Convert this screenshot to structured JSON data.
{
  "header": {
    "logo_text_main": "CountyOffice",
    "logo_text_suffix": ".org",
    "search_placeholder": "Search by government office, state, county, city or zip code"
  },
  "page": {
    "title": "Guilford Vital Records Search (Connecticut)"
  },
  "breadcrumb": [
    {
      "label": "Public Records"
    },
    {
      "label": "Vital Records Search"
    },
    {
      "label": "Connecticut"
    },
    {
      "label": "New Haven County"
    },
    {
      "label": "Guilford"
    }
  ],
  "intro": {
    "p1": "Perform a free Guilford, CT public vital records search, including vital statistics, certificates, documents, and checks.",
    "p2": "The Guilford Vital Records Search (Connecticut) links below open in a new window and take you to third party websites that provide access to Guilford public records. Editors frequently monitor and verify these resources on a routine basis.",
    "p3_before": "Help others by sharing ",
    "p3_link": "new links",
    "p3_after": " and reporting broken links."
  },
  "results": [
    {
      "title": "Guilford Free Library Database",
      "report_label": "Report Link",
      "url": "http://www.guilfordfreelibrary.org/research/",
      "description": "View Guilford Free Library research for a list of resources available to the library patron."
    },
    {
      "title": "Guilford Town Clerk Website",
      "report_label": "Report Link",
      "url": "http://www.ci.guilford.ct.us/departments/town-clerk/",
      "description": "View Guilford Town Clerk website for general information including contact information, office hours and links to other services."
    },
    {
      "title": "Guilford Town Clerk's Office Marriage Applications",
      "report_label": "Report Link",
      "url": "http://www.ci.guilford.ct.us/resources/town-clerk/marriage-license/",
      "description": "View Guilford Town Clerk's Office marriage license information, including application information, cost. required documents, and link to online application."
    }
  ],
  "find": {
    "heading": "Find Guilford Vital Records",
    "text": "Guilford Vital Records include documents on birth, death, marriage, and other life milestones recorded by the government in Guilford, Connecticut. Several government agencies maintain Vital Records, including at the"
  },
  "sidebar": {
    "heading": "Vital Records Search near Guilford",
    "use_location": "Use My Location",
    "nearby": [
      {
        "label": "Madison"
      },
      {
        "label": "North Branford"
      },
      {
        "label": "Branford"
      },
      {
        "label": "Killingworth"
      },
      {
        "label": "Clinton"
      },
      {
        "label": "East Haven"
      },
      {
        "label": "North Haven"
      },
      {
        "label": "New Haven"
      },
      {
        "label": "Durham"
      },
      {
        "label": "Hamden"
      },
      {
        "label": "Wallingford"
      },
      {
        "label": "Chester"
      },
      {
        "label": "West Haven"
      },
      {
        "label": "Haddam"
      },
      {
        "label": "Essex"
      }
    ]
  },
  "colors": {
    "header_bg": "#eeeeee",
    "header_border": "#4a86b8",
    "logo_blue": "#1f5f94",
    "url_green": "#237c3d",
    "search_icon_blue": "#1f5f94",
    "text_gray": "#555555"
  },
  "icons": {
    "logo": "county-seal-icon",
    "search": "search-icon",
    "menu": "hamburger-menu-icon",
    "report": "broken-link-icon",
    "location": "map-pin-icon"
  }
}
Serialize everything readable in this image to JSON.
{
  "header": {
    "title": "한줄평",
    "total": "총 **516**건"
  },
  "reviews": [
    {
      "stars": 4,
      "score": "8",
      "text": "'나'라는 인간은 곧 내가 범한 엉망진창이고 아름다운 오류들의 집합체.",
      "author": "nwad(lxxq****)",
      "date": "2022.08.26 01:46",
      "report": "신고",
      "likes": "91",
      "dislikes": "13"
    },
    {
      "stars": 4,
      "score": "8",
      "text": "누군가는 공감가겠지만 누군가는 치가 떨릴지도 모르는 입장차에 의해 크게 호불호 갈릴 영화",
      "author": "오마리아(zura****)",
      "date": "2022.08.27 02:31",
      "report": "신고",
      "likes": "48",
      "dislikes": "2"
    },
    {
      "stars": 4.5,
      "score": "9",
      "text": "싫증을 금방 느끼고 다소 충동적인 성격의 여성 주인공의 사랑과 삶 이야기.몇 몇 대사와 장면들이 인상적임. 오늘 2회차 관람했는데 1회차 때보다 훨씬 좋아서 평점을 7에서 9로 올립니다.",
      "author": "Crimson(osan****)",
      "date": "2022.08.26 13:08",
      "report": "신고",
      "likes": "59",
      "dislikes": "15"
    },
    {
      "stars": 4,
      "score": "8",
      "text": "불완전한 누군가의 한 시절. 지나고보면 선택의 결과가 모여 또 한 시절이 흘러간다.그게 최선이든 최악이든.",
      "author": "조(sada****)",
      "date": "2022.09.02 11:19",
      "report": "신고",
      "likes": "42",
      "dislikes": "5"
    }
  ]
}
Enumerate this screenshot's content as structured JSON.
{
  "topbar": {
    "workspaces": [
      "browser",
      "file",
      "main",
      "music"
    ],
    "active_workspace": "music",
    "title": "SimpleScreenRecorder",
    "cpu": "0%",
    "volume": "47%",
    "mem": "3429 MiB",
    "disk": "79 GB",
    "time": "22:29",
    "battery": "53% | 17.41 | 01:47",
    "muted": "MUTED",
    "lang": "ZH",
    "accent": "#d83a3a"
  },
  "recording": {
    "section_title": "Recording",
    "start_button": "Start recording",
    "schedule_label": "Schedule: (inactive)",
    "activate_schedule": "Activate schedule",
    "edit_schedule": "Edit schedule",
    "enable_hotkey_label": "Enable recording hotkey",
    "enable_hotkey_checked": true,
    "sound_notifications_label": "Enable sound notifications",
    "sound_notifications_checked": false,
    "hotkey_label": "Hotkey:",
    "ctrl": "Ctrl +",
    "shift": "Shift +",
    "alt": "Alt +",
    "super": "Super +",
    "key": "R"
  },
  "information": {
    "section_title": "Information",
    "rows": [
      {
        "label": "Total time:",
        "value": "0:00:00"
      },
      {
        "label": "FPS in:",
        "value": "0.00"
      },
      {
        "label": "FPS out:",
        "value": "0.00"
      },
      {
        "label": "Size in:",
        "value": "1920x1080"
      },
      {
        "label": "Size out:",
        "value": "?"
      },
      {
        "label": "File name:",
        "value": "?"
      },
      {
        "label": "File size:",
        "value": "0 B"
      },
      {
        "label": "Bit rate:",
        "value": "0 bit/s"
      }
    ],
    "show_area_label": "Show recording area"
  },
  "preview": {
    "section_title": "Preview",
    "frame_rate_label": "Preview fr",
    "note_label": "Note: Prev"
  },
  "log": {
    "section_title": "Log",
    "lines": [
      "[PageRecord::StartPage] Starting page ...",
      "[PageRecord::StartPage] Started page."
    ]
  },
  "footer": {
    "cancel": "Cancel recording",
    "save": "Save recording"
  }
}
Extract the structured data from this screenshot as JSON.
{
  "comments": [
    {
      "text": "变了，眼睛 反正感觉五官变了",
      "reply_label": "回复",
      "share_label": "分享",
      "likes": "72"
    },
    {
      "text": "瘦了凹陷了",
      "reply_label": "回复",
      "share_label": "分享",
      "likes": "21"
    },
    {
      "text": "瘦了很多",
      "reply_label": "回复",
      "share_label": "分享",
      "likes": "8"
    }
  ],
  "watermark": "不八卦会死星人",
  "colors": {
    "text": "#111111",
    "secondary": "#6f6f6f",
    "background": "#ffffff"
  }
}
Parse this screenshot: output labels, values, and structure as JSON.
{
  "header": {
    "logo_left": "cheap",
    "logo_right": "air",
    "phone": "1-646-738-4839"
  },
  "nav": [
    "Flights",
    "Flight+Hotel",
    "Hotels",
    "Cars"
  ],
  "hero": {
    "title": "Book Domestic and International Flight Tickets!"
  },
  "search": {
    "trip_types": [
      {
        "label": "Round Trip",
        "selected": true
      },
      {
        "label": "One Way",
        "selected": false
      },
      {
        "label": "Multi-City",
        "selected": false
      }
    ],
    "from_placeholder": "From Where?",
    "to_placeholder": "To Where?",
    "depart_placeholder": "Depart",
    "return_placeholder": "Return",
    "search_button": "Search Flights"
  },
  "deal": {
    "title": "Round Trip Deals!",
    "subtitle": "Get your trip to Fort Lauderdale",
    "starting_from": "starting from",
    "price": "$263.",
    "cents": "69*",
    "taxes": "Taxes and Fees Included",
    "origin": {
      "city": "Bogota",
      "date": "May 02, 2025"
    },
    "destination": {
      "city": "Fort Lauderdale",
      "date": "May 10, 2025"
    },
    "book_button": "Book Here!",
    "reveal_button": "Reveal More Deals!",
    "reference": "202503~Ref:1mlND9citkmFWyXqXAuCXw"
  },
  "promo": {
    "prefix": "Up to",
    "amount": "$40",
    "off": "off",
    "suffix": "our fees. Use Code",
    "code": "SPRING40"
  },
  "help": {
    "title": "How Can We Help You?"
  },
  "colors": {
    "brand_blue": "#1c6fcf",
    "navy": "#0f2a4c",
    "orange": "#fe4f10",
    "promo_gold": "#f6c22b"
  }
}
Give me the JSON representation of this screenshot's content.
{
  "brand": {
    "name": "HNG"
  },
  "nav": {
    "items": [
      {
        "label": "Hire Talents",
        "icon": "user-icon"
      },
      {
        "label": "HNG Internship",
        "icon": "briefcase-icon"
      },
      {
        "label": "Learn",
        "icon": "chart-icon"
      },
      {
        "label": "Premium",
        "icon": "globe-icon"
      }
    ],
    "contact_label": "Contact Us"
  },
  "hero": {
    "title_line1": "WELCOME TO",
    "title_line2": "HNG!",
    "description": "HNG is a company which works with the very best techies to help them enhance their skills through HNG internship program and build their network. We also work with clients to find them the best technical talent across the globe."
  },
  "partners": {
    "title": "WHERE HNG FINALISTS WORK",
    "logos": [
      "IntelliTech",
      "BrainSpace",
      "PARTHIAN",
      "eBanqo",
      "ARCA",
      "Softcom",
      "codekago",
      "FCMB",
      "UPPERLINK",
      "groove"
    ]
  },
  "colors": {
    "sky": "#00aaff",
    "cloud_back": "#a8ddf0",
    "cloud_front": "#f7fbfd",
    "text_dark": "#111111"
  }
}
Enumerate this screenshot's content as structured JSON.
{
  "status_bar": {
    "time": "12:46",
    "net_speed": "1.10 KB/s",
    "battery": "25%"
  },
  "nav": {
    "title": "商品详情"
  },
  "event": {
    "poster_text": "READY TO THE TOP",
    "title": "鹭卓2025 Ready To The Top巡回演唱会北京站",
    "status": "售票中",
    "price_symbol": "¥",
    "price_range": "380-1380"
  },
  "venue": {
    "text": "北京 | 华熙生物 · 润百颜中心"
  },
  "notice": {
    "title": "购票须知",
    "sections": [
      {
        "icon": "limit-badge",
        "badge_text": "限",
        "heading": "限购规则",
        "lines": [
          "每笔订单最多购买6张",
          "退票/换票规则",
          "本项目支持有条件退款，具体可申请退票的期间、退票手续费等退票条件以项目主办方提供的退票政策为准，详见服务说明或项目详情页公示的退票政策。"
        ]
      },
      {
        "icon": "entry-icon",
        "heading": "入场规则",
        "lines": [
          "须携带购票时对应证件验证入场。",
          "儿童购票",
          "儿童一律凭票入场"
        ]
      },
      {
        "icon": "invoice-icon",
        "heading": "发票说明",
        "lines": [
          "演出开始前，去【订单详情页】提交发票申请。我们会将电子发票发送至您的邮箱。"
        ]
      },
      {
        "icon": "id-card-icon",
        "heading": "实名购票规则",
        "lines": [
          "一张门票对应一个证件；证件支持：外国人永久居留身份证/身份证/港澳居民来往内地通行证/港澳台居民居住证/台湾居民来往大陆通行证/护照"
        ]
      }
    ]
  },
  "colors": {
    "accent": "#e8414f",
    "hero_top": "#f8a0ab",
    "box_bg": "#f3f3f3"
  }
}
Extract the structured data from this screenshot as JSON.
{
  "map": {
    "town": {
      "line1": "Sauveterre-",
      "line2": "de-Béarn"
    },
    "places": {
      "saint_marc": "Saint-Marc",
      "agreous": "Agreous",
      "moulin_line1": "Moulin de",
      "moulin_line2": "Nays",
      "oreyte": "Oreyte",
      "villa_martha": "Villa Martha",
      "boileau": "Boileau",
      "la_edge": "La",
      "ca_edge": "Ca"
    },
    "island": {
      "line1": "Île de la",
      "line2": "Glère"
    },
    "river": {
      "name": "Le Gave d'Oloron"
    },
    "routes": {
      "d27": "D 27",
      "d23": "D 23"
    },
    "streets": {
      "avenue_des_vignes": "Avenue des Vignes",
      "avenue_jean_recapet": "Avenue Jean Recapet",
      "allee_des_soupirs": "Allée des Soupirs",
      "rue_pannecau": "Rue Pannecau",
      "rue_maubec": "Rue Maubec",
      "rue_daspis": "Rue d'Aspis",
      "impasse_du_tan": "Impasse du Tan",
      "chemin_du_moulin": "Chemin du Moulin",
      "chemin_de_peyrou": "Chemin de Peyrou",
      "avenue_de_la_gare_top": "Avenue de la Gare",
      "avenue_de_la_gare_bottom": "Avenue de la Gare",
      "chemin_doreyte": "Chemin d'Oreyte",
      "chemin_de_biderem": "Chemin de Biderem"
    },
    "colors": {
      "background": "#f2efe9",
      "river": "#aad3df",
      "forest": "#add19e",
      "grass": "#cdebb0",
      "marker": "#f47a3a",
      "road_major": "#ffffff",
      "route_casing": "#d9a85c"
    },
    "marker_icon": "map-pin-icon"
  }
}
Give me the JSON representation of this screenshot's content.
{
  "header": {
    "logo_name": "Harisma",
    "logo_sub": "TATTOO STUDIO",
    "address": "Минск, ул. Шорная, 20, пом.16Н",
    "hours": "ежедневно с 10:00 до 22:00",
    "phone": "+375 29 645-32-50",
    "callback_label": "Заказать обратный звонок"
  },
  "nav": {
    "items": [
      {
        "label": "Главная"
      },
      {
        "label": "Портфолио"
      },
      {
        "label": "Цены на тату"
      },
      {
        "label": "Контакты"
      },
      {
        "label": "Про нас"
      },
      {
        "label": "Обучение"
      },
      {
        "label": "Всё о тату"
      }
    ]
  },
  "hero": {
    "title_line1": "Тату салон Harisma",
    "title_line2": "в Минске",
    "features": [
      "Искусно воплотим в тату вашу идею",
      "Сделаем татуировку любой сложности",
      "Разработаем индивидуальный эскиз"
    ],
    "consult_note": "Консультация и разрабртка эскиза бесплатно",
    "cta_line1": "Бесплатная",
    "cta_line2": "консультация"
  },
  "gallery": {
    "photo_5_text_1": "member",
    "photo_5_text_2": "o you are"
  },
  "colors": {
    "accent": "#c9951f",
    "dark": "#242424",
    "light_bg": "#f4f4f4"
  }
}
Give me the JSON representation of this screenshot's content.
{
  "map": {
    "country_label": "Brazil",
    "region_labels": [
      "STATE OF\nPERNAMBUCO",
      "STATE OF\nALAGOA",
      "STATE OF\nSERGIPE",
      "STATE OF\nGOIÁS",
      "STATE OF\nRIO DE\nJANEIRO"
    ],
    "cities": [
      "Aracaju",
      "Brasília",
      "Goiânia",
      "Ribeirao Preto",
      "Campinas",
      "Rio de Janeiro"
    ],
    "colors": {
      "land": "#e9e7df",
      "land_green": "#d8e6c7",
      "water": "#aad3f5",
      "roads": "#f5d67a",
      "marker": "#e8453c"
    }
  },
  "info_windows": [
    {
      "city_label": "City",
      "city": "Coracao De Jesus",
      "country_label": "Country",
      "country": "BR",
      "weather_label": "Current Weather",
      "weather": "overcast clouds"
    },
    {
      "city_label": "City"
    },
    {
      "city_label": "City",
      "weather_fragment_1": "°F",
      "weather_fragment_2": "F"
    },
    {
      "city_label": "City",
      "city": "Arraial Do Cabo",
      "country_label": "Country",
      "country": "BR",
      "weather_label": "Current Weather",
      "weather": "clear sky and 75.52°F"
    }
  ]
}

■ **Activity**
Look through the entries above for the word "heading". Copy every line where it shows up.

■ **Answer space**
    "heading": "Find Guilford Vital Records",
    "heading": "Vital Records Search near Guilford",
        "heading": "限购规则",
        "heading": "入场规则",
        "heading": "发票说明",
        "heading": "实名购票规则",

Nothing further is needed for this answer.